bicycle-simple
Continue reading “Using Mental Models for Troubleshooting”

Report a Bug — Start a Conversation

Today at Automattic, I gave a presentation called Life Cycle of a Bug Report. Ostensibly, it was about the elements of an effective bug report and what happens to a bug report after it is opened. Ultimately, though, it was about how Happiness Engineers fit in to the rest of Automattic (or, more generally, how a support team fits in to the rest of a company), and how reporting bugs and other feedback can lead to better communication between support and product teams.

Here’s how customer support can sometimes look:

Dev-User-HE-Brokenloop.png

  1. The product team launches a product to the users.
  2. The users use the product, and when they have questions they reach out for support.
  3. Folks in support help users solve their immediate problems.

Ideally, however, there is a complete feedback loop:

Dev-User-HE-Loop.png

  1. The product team launches a product to the users.
  2. The users use the product, and when they have questions they reach out for support.
  3. Folks in support help users solve their immediate problems and communicate bugs, pain points, and other feedback to the product team.

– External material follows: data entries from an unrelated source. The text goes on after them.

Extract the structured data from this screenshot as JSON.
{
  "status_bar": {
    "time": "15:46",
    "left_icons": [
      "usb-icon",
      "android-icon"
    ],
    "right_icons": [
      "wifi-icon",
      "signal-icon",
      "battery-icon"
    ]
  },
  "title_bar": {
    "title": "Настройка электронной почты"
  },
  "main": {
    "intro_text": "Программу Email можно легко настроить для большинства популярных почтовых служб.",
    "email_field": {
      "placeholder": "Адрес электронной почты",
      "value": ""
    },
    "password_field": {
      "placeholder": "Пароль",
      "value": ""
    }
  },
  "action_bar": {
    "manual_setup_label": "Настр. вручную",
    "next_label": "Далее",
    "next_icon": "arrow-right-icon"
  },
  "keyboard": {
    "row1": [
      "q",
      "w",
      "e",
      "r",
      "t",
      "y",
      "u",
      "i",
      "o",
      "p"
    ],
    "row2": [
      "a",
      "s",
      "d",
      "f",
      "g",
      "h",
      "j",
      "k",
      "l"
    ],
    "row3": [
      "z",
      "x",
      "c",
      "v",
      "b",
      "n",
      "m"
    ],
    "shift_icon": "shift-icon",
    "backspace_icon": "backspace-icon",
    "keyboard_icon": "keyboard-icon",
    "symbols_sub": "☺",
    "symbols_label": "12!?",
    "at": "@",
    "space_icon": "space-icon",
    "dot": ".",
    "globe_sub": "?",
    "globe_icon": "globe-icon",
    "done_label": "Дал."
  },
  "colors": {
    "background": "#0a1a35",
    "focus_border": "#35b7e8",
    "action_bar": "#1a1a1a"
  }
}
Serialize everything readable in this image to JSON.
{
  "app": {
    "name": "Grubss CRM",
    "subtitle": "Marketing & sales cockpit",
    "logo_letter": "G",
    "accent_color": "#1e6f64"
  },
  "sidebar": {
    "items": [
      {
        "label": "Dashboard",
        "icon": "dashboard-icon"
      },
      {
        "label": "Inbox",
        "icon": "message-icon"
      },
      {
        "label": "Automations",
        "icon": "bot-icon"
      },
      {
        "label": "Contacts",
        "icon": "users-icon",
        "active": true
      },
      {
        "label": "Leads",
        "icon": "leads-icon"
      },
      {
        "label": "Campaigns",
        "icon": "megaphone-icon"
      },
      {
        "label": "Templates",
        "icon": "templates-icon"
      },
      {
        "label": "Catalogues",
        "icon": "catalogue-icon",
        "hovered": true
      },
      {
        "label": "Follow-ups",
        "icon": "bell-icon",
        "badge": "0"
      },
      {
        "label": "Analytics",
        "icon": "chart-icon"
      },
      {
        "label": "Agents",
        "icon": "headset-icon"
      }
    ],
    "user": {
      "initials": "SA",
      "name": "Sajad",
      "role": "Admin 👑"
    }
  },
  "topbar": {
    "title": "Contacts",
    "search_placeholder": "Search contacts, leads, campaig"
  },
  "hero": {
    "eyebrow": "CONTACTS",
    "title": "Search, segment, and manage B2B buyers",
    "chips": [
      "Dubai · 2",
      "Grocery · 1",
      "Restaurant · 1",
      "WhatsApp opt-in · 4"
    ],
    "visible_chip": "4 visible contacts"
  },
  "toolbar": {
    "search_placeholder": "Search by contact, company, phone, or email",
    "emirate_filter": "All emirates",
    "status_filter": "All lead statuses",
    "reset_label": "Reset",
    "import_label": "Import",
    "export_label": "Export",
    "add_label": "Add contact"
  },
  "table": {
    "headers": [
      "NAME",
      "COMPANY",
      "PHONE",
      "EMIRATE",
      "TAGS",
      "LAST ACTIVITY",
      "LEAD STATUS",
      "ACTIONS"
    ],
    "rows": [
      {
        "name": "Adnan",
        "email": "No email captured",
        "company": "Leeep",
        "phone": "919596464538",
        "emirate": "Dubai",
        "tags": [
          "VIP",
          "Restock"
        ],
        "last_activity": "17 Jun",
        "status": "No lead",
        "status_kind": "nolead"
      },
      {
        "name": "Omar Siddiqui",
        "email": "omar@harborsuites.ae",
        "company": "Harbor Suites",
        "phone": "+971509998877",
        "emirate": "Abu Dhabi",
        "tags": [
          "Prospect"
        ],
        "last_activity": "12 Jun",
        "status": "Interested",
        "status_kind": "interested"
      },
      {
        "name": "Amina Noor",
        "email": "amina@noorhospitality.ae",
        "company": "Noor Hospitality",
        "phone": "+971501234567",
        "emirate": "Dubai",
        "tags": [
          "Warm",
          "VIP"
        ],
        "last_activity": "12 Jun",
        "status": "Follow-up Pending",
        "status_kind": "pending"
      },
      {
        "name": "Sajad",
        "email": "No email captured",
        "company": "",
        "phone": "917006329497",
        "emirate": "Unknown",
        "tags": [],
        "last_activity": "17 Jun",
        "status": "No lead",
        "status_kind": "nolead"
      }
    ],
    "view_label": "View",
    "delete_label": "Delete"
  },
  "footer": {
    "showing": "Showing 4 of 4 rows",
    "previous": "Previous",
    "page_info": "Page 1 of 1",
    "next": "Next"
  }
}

In that complete loop, the people who spend the most time talking with users can advocate for those users and help set priorities for addressing pain points. Support folks also get an opportunity to connect more with the people who spend the most time creating and improving the product, to better understand existing priorities and resources.

When I write a bug report, I’m not just dumping a problem on someone else’s lap or giving someone a hard time for the product they created. I am pointing out a source of pain for the product’s users and starting a conversation about how to address it, in the context of everything else a product team is working on. In the process, I develop stronger relationships with our product teams and, as a result, can provide better, more informed support to our users.